Ever since I read “Plainsong,” I’ve been a fan of Kent Haruf. “Plainsong” is a novel that has stayed with me for nearly twenty years; in part because of its no-nonsense prose, its sweeping landscape - but also because of Haruf’s control as a writer and because of his tenderness toward his characters.
Haruf died in 2014, but just before his death he finished “Our Souls at Night,” which is his finest novel. With writing so spare it leaves no room for equivocation, Haruf fully renders the lives of Addie Moore and Louis Waters, seventy-ish neighbors, who fall upon an unexpected friendship. Just as Haruf uses the Colorado towns he grew up in as landscape for his novels (particularly his trilogy of “Plainsong,” “Eventide,” and “Benediction”) he also uses the landscape of his second marriage as material for his final novel.

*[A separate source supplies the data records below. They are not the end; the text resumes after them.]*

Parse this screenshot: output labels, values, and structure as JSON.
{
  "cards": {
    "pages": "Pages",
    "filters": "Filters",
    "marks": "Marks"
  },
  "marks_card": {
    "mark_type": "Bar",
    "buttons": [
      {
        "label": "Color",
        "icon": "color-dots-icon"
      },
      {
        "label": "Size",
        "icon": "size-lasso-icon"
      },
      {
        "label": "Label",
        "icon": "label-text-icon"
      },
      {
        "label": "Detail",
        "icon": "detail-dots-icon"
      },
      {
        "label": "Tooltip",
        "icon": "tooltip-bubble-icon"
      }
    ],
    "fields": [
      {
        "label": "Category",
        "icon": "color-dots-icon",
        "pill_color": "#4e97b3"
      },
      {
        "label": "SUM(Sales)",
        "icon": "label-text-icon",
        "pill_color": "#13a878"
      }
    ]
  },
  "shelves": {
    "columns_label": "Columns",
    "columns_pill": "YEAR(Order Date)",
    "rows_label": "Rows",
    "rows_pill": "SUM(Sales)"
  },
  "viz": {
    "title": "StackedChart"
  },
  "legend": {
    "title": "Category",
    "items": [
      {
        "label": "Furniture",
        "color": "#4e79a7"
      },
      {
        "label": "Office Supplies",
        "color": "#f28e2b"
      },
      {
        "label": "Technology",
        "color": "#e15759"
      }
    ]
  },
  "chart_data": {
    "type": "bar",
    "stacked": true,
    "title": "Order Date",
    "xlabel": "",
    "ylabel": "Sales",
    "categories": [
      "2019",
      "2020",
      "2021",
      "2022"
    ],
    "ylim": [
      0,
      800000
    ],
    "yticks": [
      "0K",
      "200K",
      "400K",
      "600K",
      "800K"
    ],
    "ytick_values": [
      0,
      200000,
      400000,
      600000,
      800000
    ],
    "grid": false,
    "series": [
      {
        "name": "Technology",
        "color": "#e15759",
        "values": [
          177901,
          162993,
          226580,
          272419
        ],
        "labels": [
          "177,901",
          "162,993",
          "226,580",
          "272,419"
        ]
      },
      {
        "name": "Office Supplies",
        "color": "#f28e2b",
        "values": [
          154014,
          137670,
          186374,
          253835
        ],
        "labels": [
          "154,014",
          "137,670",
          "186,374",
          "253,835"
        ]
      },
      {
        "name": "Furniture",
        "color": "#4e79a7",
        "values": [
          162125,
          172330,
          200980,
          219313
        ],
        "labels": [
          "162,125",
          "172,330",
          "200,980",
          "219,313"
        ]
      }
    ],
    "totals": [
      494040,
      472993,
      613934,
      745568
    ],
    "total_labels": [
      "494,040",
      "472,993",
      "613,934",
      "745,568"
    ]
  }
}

Addie and Louis, both divorced and lonely, find solace in each other in an unusual and touching way. These are people you will want to spend time with; people you will root for and people you will love. This is not a whiz-bang novel. It’s a slow, quiet opening of friendship that will grab you by the heart and not let go.
Haruf was born with a cleft lip and, as he says in an essay, he “learned to live completely inwardly.” It is that self-containment that makes Haruf such an astute observer of life.
After you’ve picked up your copy of “Our Souls at Night,” stop by the Children’s Room at the Windham Public Library on Wednesday, July 12 from 2 p.m. to 3 p.m. to Skype with author Maryrose Wood (“The Incorrigible Children of Ashton Place,” “The Long Lost Home” and more).
Read the books ahead of time and bring your questions!